Johnny Depp does his best as Grindelwald, a character whose actions are a mixture of Nazism and Trumpism. Yet Grindlewald and his supremacist cohort never quite emulate the darkness of Voldemort in the original Harry Potter films. Ezra Miller as Credence Barebone and Eddie Redmayne as Newt Scamander once again excel in their respective roles. Yet the combined efforts of new and returning cast members cannot rescue a film which fails to redeem the series.

The Crimes of Grindlewald is a poor copy of the original Harry Potter films, a series which beyond childhood nostalgia were not great. The dismal quality of the Fantastic Beasts series, much like Jurassic World: Fallen Kingdom, speak of many film studios’ awareness that some brands will print money regardless of what they shove into the cinema.

By Saul Shimmin

For the trailer, see below:


The Ballad of Buster Scruggs

Rating: 4.5 out of 5 (almost a classic)

An unconnected omnibus set in the Wild West, The Ballad of Buster Scruggs brims with the Coen brothers’ hallmarks of dark humour, social commentary and bleak depictions of humanity.

Boasting a venerable and near endless cast alongside ornate cinematography, the six tales compromising The Ballad of Buster Scruggs are a return to form by the Coen brothers. Not every yarn will be well received but any duds are compensated by their neighbours. Particular favourites were the supernatural ‘The Mortal Remains’, and Tom Waits as an eccentric prospector in ‘All Gold Canyon’. The worst story was ‘The Gal who got rattled’ which despite Zoe Kazan’s performance was dull and too long.

No other contemporary directors have so markedly moulded the Western as the Coen brothers. The brothers’ adaptation of Cormac McCarthy’s No County For Old Men birthed the New Western style of film including Wind River and Sicario, while their remake of True Grit ushered a renaissance for the classic Western in mainstream cinema.

The chimeric nature of The Ballad of Buster Scruggs reflects the Western’s position as an umbrella genre. The unifying theme of the divergent tales is change, often wrought violently in the West to the benefit of the bad and to the suffering of the innocent. The brutal re-invention seen in some of the film’s stories symbolises the shifting meaning of the Western beneath its surface.

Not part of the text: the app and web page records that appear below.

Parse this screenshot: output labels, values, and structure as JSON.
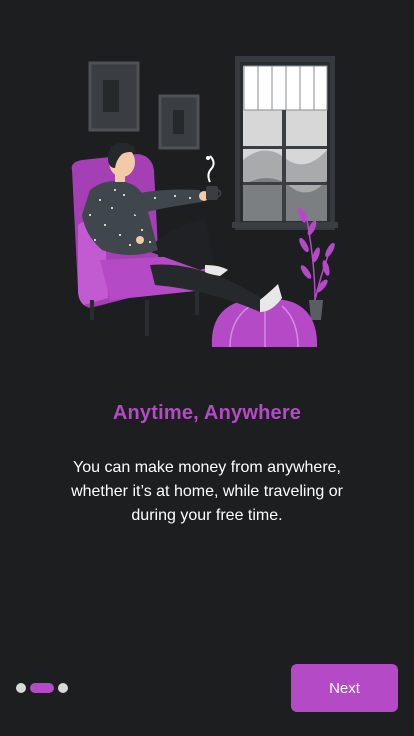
{
  "colors": {
    "background": "#1c1e20",
    "accent": "#b44ac6",
    "dot_inactive": "#d9d9d9",
    "text": "#ffffff"
  },
  "illustration": {
    "icon": "man-relaxing-in-armchair-illustration"
  },
  "onboarding": {
    "title": "Anytime, Anywhere",
    "description": "You can make money from anywhere, whether it’s at home, while traveling or during your free time."
  },
  "pager": {
    "total_pages": 3,
    "current_page": 2
  },
  "next_button": {
    "label": "Next"
  }
}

Innocence is a flickering rarity in The Ballad of Buster Scruggs. Even the seemingly good within the anthology are corrupted in some way. The lack of moral distinctions in the Wild West is exemplified by the eponymous Buster Scruggs. Sporting the spotless garb of a ‘White Hat’, Buster Scruggs’s vanity and blood-lust is anathema to the morality and the restraint of the archetypal hero Buster’s wardrobe emulates. By deconstructing the Western in The Ballad of Buster Scruggs, the Coen brothers reveal what history so often is; a myth built upon the silence of the vanquished which blankets the worst excesses of generations past.

Unorthodox in structure yet devoid of their regular cast, the Coen brothers are somewhat restrained in The Ballad of Buster Scruggs despite Netflix’s bottomless finances. It may well be that the directing duo are following the Western genre and morphing once more.

Much like fellow Netflix original Hold the Dark, The Ballad of Buster Scruggs deserves viewing in a cinema, not to languish buffering upon a laptop with a half-asleep internet connection.

By Saul Shimmin

For the trailer, see below: